Fruitful City: A Map Of London's Orchards, New And Old

By Cat Wiener Last edited 144 months ago
Fruitful City: A Map Of London's Orchards, New And Old

Have you ever tasted a London Pippin, a Merton Joy or a Hounslow Wonder? Did you know that Heathrow used to host vast orchards all around?

London was once full of fruit, as this London Orchard Project map of the city's orchards as late as the 1890s shows. The Project aims to rediscover and restore what remains of our orchard heritage and to work with local authorities, park users, schools and other groups to create new community orchards in London’s unused spaces to help, as they say:

"Address the city’s allotment shortfall, promote community production and ownership of fruit, and help us rediscover the pleasures of eating fruit grown close to home.
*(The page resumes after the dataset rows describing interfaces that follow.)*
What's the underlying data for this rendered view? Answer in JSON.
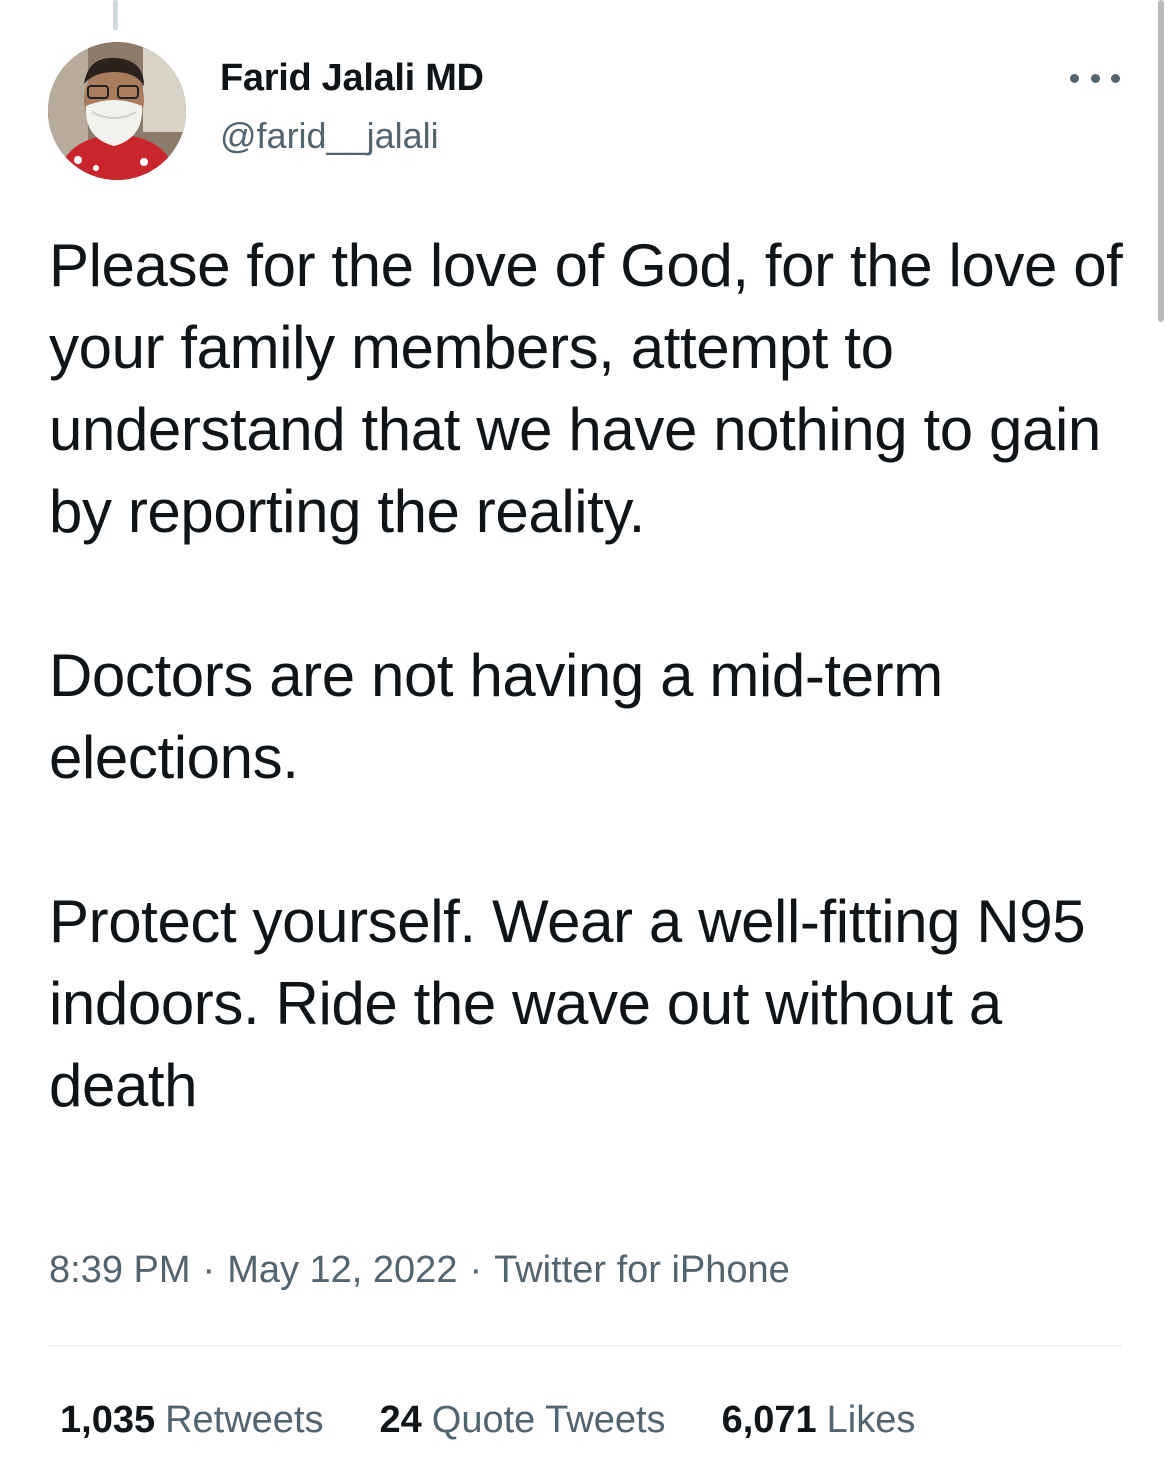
{
  "tweet": {
    "author": {
      "display_name": "Farid Jalali MD",
      "handle": "@farid__jalali"
    },
    "paragraphs": [
      "Please for the love of God, for the love of your family members, attempt to understand that we have nothing to gain by reporting the reality.",
      "Doctors are not having a mid-term elections.",
      "Protect yourself. Wear a well-fitting N95 indoors. Ride the wave out without a death"
    ],
    "time": "8:39 PM",
    "date": "May 12, 2022",
    "source": "Twitter for iPhone",
    "separator": "·",
    "stats": {
      "retweets": {
        "count": "1,035",
        "label": "Retweets"
      },
      "quote_tweets": {
        "count": "24",
        "label": "Quote Tweets"
      },
      "likes": {
        "count": "6,071",
        "label": "Likes"
      }
    }
  },
  "icons": {
    "more": "more-horizontal-icon"
  },
  "colors": {
    "text": "#0f1419",
    "secondary": "#536471",
    "divider": "#eff3f4"
  }
}
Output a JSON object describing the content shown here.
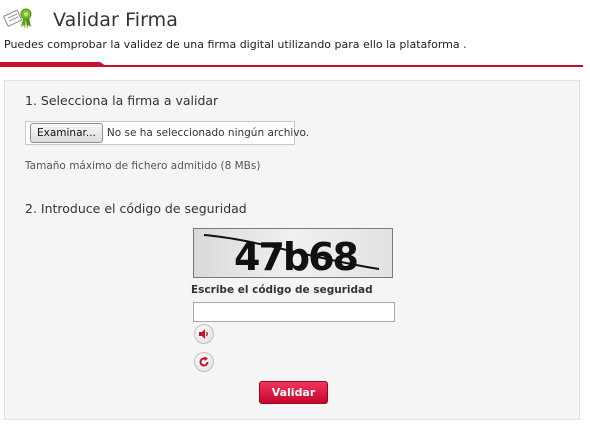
{
  "header": {
    "title": "Validar Firma",
    "icon": "signature-ribbon-icon",
    "accent_color": "#c8102e"
  },
  "intro": {
    "text": "Puedes comprobar la validez de una firma digital utilizando para ello la plataforma ."
  },
  "step1": {
    "title": "1. Selecciona la firma a validar",
    "file_button_label": "Examinar...",
    "file_status": "No se ha seleccionado ningún archivo.",
    "max_size_note": "Tamaño máximo de fichero admitido (8 MBs)"
  },
  "step2": {
    "title": "2. Introduce el código de seguridad",
    "captcha_text": "47b68",
    "captcha_label": "Escribe el código de seguridad",
    "captcha_input_value": "",
    "audio_icon": "speaker-icon",
    "refresh_icon": "refresh-icon"
  },
  "submit": {
    "label": "Validar",
    "color": "#e0183f"
  }
}
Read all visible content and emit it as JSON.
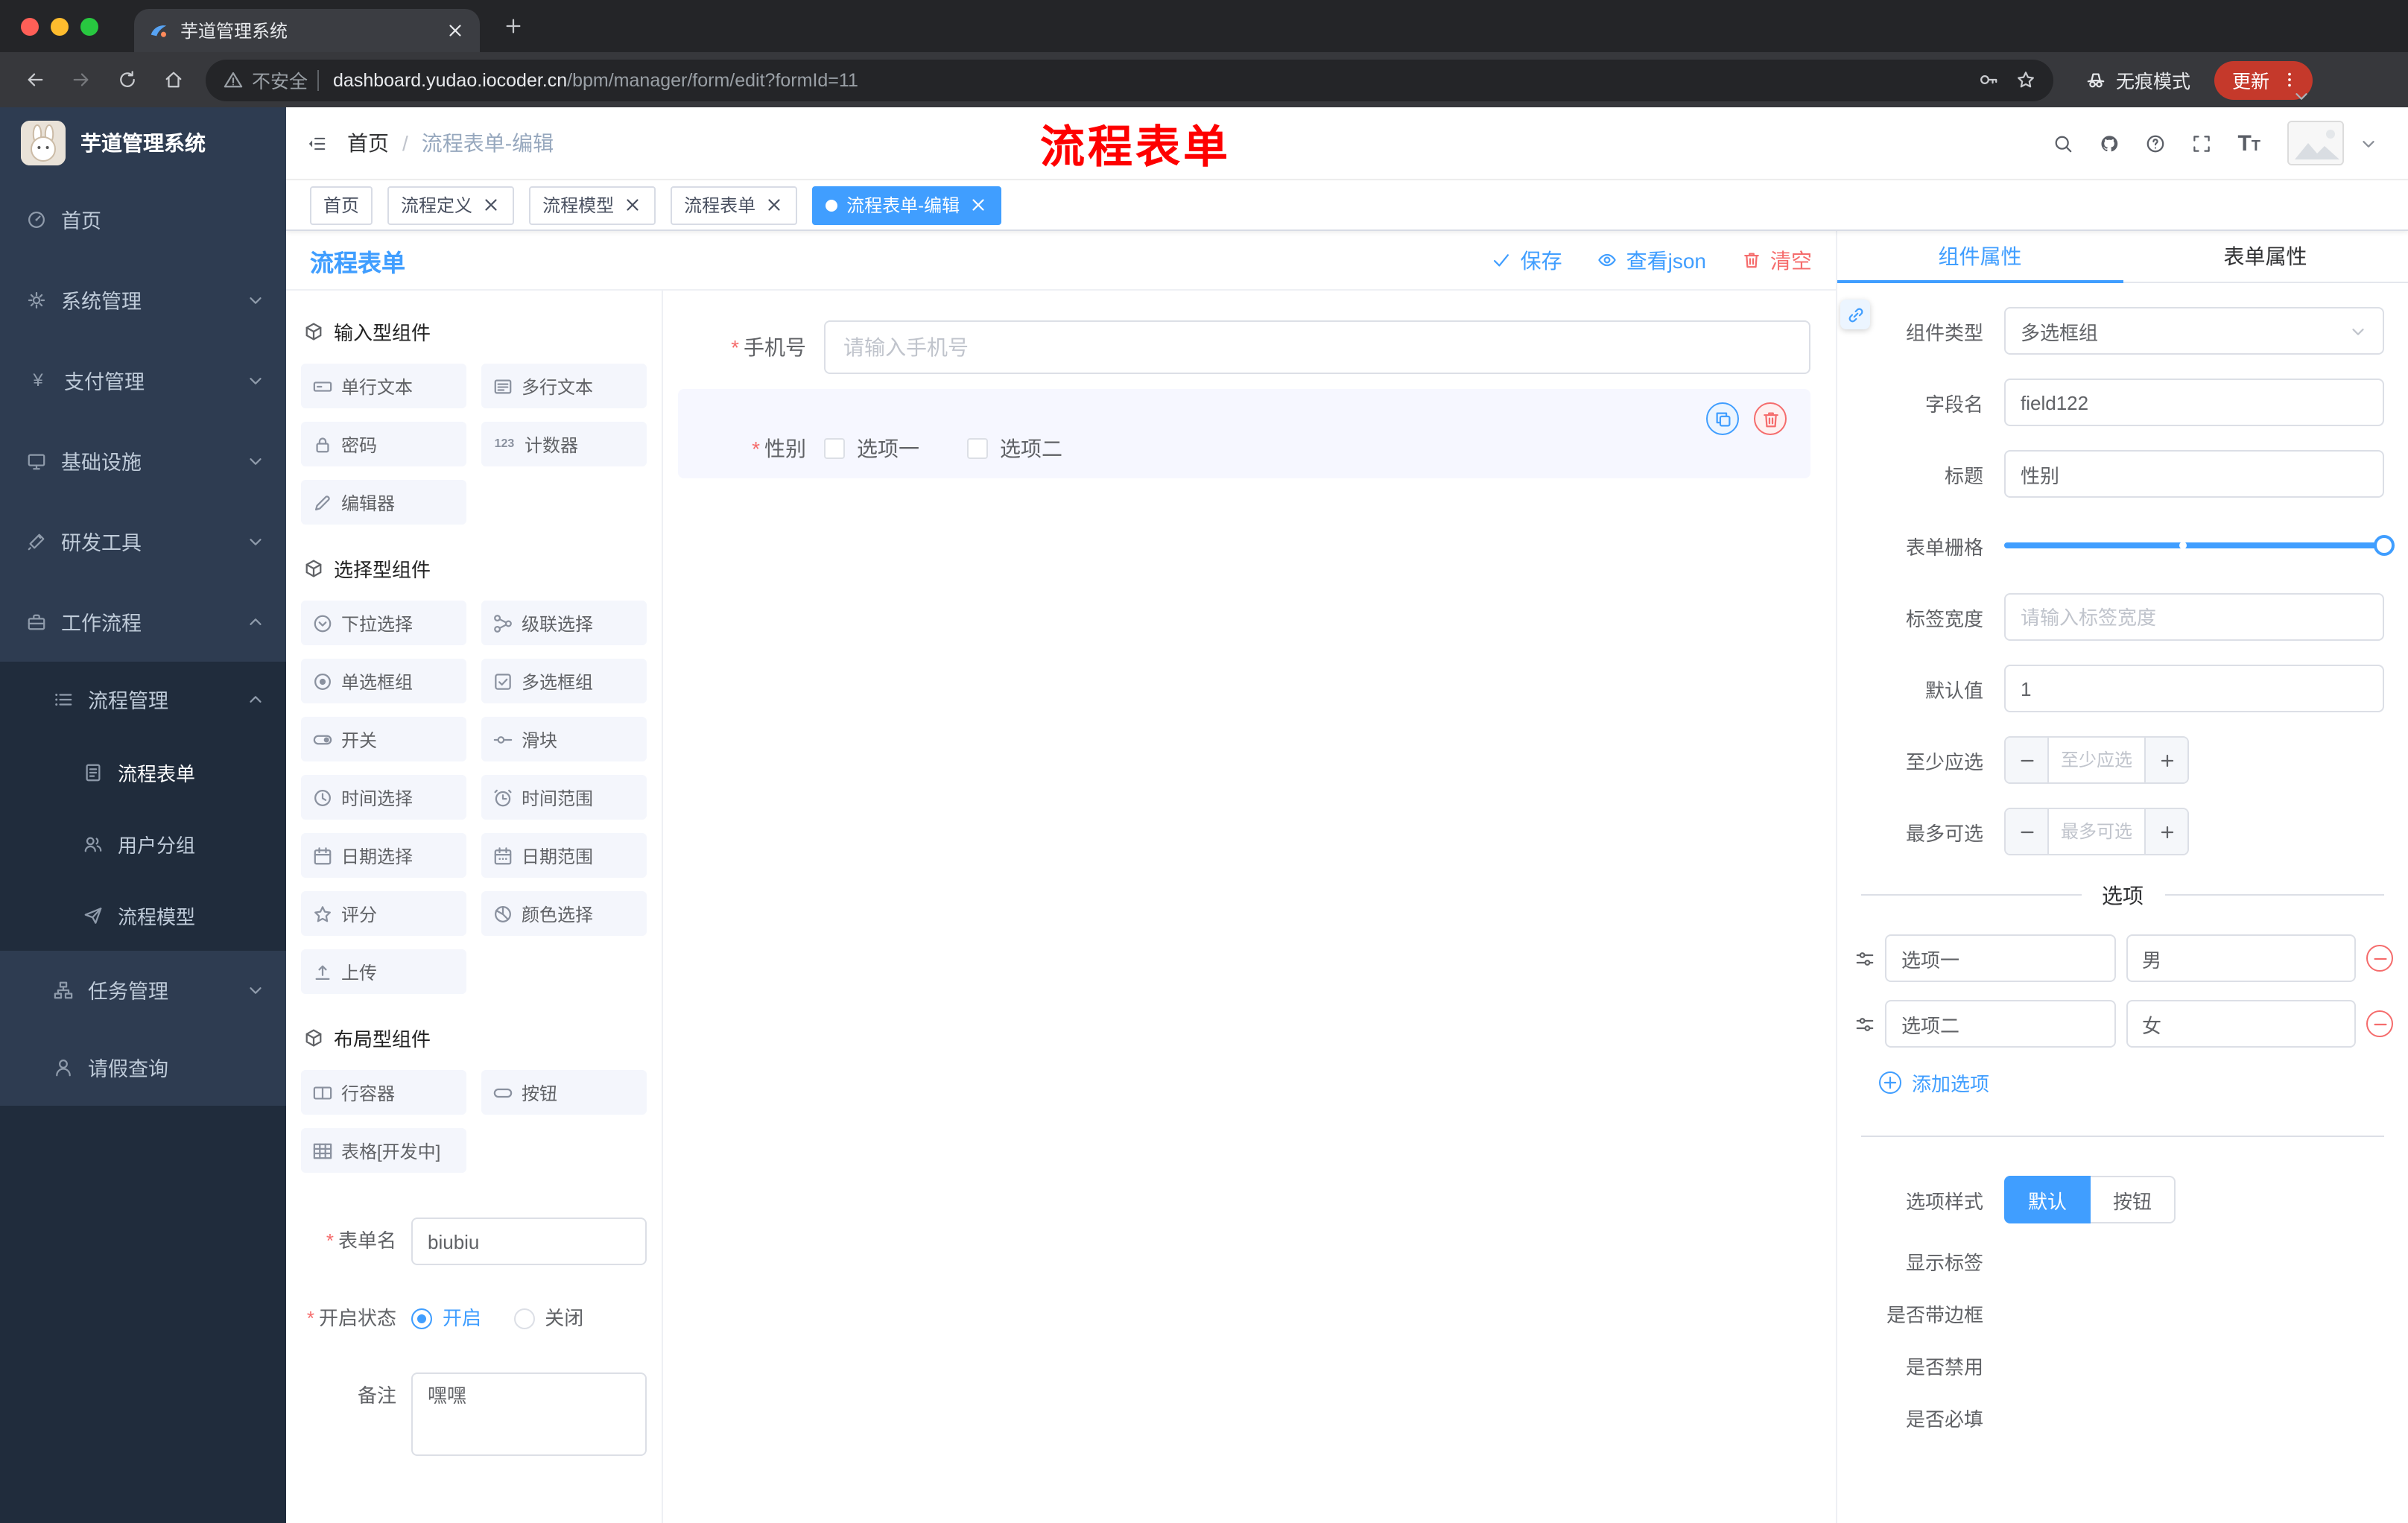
{
  "browser": {
    "tab_title": "芋道管理系统",
    "security": "不安全",
    "url_domain": "dashboard.yudao.iocoder.cn",
    "url_path": "/bpm/manager/form/edit?formId=11",
    "incognito": "无痕模式",
    "update": "更新"
  },
  "sidebar": {
    "title": "芋道管理系统",
    "items": [
      {
        "label": "首页"
      },
      {
        "label": "系统管理"
      },
      {
        "label": "支付管理"
      },
      {
        "label": "基础设施"
      },
      {
        "label": "研发工具"
      },
      {
        "label": "工作流程"
      },
      {
        "label": "流程管理"
      },
      {
        "label": "流程表单"
      },
      {
        "label": "用户分组"
      },
      {
        "label": "流程模型"
      },
      {
        "label": "任务管理"
      },
      {
        "label": "请假查询"
      }
    ]
  },
  "header": {
    "breadcrumb_home": "首页",
    "breadcrumb_sep": "/",
    "breadcrumb_current": "流程表单-编辑",
    "annotation": "流程表单"
  },
  "tags": {
    "items": [
      {
        "label": "首页"
      },
      {
        "label": "流程定义"
      },
      {
        "label": "流程模型"
      },
      {
        "label": "流程表单"
      },
      {
        "label": "流程表单-编辑"
      }
    ]
  },
  "designer": {
    "title": "流程表单",
    "save": "保存",
    "view_json": "查看json",
    "clear": "清空"
  },
  "components": {
    "input_title": "输入型组件",
    "input_items": [
      "单行文本",
      "多行文本",
      "密码",
      "计数器",
      "编辑器"
    ],
    "counter_icon_text": "123",
    "select_title": "选择型组件",
    "select_items": [
      "下拉选择",
      "级联选择",
      "单选框组",
      "多选框组",
      "开关",
      "滑块",
      "时间选择",
      "时间范围",
      "日期选择",
      "日期范围",
      "评分",
      "颜色选择",
      "上传"
    ],
    "layout_title": "布局型组件",
    "layout_items": [
      "行容器",
      "按钮",
      "表格[开发中]"
    ]
  },
  "form_settings": {
    "name_label": "表单名",
    "name_value": "biubiu",
    "status_label": "开启状态",
    "status_on": "开启",
    "status_off": "关闭",
    "remark_label": "备注",
    "remark_value": "嘿嘿"
  },
  "canvas": {
    "phone_label": "手机号",
    "phone_placeholder": "请输入手机号",
    "gender_label": "性别",
    "gender_option1": "选项一",
    "gender_option2": "选项二"
  },
  "props": {
    "tab_component": "组件属性",
    "tab_form": "表单属性",
    "type_label": "组件类型",
    "type_value": "多选框组",
    "field_label": "字段名",
    "field_value": "field122",
    "title_label": "标题",
    "title_value": "性别",
    "grid_label": "表单栅格",
    "width_label": "标签宽度",
    "width_placeholder": "请输入标签宽度",
    "default_label": "默认值",
    "default_value": "1",
    "min_label": "至少应选",
    "min_placeholder": "至少应选",
    "max_label": "最多可选",
    "max_placeholder": "最多可选",
    "options_title": "选项",
    "options": [
      {
        "name": "选项一",
        "value": "男"
      },
      {
        "name": "选项二",
        "value": "女"
      }
    ],
    "add_option": "添加选项",
    "style_label": "选项样式",
    "style_options": [
      "默认",
      "按钮"
    ],
    "toggles": [
      {
        "label": "显示标签",
        "on": true
      },
      {
        "label": "是否带边框",
        "on": false
      },
      {
        "label": "是否禁用",
        "on": false
      },
      {
        "label": "是否必填",
        "on": true
      }
    ]
  },
  "colors": {
    "accent": "#409eff",
    "danger": "#f56c6c",
    "annotation_red": "#fe0000"
  }
}
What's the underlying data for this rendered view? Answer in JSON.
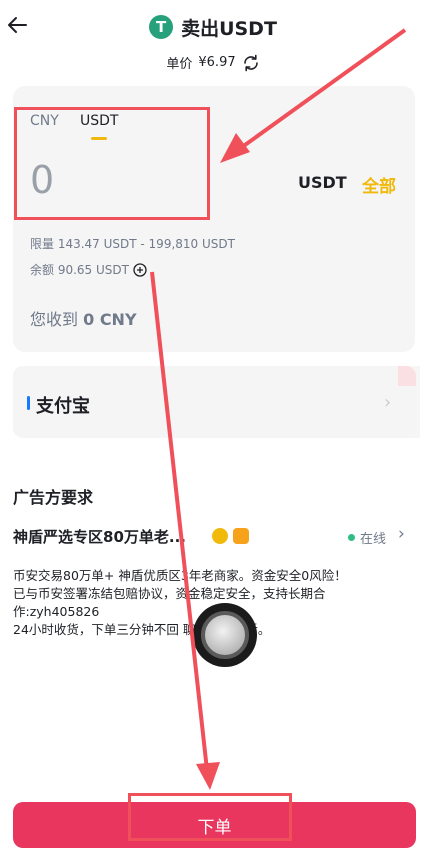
{
  "header": {
    "title": "卖出USDT",
    "coin_symbol": "T",
    "price_label": "单价",
    "price_value": "¥6.97"
  },
  "card": {
    "tabs": [
      "CNY",
      "USDT"
    ],
    "active_tab": "USDT",
    "amount": "0",
    "unit": "USDT",
    "all_label": "全部",
    "limit_text": "限量 143.47 USDT - 199,810 USDT",
    "balance_text": "余额 90.65 USDT",
    "receive_label": "您收到",
    "receive_value": "0 CNY"
  },
  "payment": {
    "label": "支付宝"
  },
  "advertiser": {
    "section_title": "广告方要求",
    "name": "神盾严选专区80万单老...",
    "status": "在线",
    "desc_lines": [
      "币安交易80万单+  神盾优质区3年老商家。资金安全0风险！",
      "已与币安签署冻结包赔协议，资金稳定安全，支持长期合",
      "作:zyh405826",
      "24小时收货，下单三分钟不回    聊天窗口电话。"
    ]
  },
  "footer": {
    "order_label": "下单"
  },
  "colors": {
    "accent": "#f0b90b",
    "order_button": "#e8365f",
    "annotation_red": "#f0505a",
    "online_green": "#2ebd85",
    "tether_green": "#26a17b"
  }
}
Community orchards also green the urban environment and create habitats for wildlife."

So far, the London Orchard Project has planted 23 community orchards of approximately 10 trees each (marked in green on the map of London's current orchards).

These have included apples, pears, plums of new and heritage varieties, and the odd experimental mirabelle, apricot and peach.  Some of these are in public parks,  such as Green Gate Common in Haringey, Caledonian Park in Islington, Archbishop’s Park in Lambeth or Nursery Row Park in Southwark and Haggerston Park in Hackney. Go along, they say, help out, perhaps, come harvest time, even help yourself to one of London's heritage apples.

Explore the maps here.

Last Updated 22 February 2012